The SuperFly Oatmeal Stout is “portery,” Joel says, and not particularly heavy. Andy offers a similar review for a very different beer, calling the Green Bullet IPA “light” as well as floral.
Lastly, Asher’s Green Lantern Kolsch has a very slight floral taste, which Joel says he likes, even though he usually doesn’t like floral tones.
But the center of the Asher universe, for me at least, is Green Monstah. Boulder Weekly staff had earlier gotten a sample of the beer, a version that had been aged in port-zinfandel barrels that clocked in at — well, who knows? Eleven percent alcohol was Masters’ best guess. At any rate, that Monstah knocked me off my feet; the standard 10 percent strong ale merely knocks my socks off.
Complex and massive-yet-drinkable, it’s not easy to pin down Green Monstah. Joel’s review — “That taste, going down, is probably about what it would taste like coming back up” — might say more about him than the beer. Andy skips description and starts plotting to include the beer in a pork chop recipe. I embark on a battle with myself, trying to resist getting another.
And I stop Asher to ask, where do they go from here? It’s an easy question for a brewery with organic cred.
“Whole Foods wants us bad,” Asher tells me. He says the brewery plans to start canning, not bottling, beer by spring or summer. It’s a logical next step for the three-year-old company, and one anticipated by anyone who, like me, is hooked on the Monstah.
Up next on the tour is a Boulder standby, Avery Brewing Company, which has tapped its Liebenweizen, a malty, chewy, banana-toned Dunkelweizen brewed for an Avery brewer’s wedding.

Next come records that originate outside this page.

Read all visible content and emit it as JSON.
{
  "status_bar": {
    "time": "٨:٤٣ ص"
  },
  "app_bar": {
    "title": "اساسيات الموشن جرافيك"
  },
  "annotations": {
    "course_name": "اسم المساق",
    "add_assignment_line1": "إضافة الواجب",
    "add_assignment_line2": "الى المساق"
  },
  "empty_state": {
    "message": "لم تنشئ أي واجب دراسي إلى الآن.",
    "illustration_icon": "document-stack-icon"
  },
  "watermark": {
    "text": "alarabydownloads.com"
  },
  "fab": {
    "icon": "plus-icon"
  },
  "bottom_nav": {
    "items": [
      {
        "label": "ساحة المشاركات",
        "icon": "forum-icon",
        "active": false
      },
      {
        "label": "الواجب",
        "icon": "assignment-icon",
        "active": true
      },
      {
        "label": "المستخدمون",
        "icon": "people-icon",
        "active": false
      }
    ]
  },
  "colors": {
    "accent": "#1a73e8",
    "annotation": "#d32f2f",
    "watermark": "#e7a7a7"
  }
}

And if they’re out of that very limited release, well, Boulder County’s next badass beer is always just around the corner.